Problem to solve —
What is needed here is an exact copy of every record below.

(Source records Opens)

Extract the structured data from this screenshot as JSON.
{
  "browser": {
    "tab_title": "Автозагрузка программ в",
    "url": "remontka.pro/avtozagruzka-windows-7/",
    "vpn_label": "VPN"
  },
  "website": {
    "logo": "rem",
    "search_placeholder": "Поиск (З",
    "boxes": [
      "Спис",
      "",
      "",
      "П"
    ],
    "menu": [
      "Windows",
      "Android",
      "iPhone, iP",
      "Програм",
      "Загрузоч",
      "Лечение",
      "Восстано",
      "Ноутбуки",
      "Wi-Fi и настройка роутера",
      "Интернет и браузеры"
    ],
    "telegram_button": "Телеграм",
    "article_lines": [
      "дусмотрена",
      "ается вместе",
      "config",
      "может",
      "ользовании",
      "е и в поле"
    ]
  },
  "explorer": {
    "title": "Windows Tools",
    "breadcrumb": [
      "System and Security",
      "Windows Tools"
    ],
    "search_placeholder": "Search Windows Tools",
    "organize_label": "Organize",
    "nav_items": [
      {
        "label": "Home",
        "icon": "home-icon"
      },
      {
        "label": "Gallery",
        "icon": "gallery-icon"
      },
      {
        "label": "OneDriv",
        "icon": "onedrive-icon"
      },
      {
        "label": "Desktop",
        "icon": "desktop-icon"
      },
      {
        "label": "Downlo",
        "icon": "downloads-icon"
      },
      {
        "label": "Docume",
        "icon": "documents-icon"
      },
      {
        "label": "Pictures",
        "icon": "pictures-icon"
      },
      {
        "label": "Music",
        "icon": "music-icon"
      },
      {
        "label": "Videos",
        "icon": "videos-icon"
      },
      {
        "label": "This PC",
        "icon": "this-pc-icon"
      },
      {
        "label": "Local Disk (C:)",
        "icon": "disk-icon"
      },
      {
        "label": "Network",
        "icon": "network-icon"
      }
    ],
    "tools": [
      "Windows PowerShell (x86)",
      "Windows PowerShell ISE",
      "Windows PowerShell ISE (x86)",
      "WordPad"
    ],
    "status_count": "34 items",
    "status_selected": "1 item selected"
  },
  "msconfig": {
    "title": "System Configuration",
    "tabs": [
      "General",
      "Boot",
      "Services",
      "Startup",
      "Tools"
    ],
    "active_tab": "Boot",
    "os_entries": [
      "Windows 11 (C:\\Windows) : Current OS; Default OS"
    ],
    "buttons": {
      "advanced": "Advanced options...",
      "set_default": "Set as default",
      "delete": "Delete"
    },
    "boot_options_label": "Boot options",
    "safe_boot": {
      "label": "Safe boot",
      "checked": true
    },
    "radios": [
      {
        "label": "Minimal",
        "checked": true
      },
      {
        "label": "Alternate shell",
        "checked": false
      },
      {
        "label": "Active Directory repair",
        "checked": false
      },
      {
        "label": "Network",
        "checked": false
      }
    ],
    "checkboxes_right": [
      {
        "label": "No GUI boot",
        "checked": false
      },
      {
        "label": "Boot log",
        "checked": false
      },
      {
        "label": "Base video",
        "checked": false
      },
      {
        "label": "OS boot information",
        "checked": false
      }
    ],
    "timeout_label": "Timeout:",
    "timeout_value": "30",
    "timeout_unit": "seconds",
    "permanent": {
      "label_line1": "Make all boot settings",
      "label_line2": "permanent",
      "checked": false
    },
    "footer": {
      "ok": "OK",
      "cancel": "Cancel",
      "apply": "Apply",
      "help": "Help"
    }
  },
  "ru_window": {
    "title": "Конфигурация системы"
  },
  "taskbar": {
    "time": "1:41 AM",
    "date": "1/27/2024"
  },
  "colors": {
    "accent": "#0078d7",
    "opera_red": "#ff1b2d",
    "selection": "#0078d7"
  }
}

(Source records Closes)

Output —
Extract the structured data from this screenshot as JSON.
{
  "browser": {
    "tab_title": "Автозагрузка программ в",
    "url": "remontka.pro/avtozagruzka-windows-7/",
    "vpn_label": "VPN"
  },
  "website": {
    "logo": "rem",
    "search_placeholder": "Поиск (З",
    "boxes": [
      "Спис",
      "",
      "",
      "П"
    ],
    "menu": [
      "Windows",
      "Android",
      "iPhone, iP",
      "Програм",
      "Загрузоч",
      "Лечение",
      "Восстано",
      "Ноутбуки",
      "Wi-Fi и настройка роутера",
      "Интернет и браузеры"
    ],
    "telegram_button": "Телеграм",
    "article_lines": [
      "дусмотрена",
      "ается вместе",
      "config",
      "может",
      "ользовании",
      "е и в поле"
    ]
  },
  "explorer": {
    "title": "Windows Tools",
    "breadcrumb": [
      "System and Security",
      "Windows Tools"
    ],
    "search_placeholder": "Search Windows Tools",
    "organize_label": "Organize",
    "nav_items": [
      {
        "label": "Home",
        "icon": "home-icon"
      },
      {
        "label": "Gallery",
        "icon": "gallery-icon"
      },
      {
        "label": "OneDriv",
        "icon": "onedrive-icon"
      },
      {
        "label": "Desktop",
        "icon": "desktop-icon"
      },
      {
        "label": "Downlo",
        "icon": "downloads-icon"
      },
      {
        "label": "Docume",
        "icon": "documents-icon"
      },
      {
        "label": "Pictures",
        "icon": "pictures-icon"
      },
      {
        "label": "Music",
        "icon": "music-icon"
      },
      {
        "label": "Videos",
        "icon": "videos-icon"
      },
      {
        "label": "This PC",
        "icon": "this-pc-icon"
      },
      {
        "label": "Local Disk (C:)",
        "icon": "disk-icon"
      },
      {
        "label": "Network",
        "icon": "network-icon"
      }
    ],
    "tools": [
      "Windows PowerShell (x86)",
      "Windows PowerShell ISE",
      "Windows PowerShell ISE (x86)",
      "WordPad"
    ],
    "status_count": "34 items",
    "status_selected": "1 item selected"
  },
  "msconfig": {
    "title": "System Configuration",
    "tabs": [
      "General",
      "Boot",
      "Services",
      "Startup",
      "Tools"
    ],
    "active_tab": "Boot",
    "os_entries": [
      "Windows 11 (C:\\Windows) : Current OS; Default OS"
    ],
    "buttons": {
      "advanced": "Advanced options...",
      "set_default": "Set as default",
      "delete": "Delete"
    },
    "boot_options_label": "Boot options",
    "safe_boot": {
      "label": "Safe boot",
      "checked": true
    },
    "radios": [
      {
        "label": "Minimal",
        "checked": true
      },
      {
        "label": "Alternate shell",
        "checked": false
      },
      {
        "label": "Active Directory repair",
        "checked": false
      },
      {
        "label": "Network",
        "checked": false
      }
    ],
    "checkboxes_right": [
      {
        "label": "No GUI boot",
        "checked": false
      },
      {
        "label": "Boot log",
        "checked": false
      },
      {
        "label": "Base video",
        "checked": false
      },
      {
        "label": "OS boot information",
        "checked": false
      }
    ],
    "timeout_label": "Timeout:",
    "timeout_value": "30",
    "timeout_unit": "seconds",
    "permanent": {
      "label_line1": "Make all boot settings",
      "label_line2": "permanent",
      "checked": false
    },
    "footer": {
      "ok": "OK",
      "cancel": "Cancel",
      "apply": "Apply",
      "help": "Help"
    }
  },
  "ru_window": {
    "title": "Конфигурация системы"
  },
  "taskbar": {
    "time": "1:41 AM",
    "date": "1/27/2024"
  },
  "colors": {
    "accent": "#0078d7",
    "opera_red": "#ff1b2d",
    "selection": "#0078d7"
  }
}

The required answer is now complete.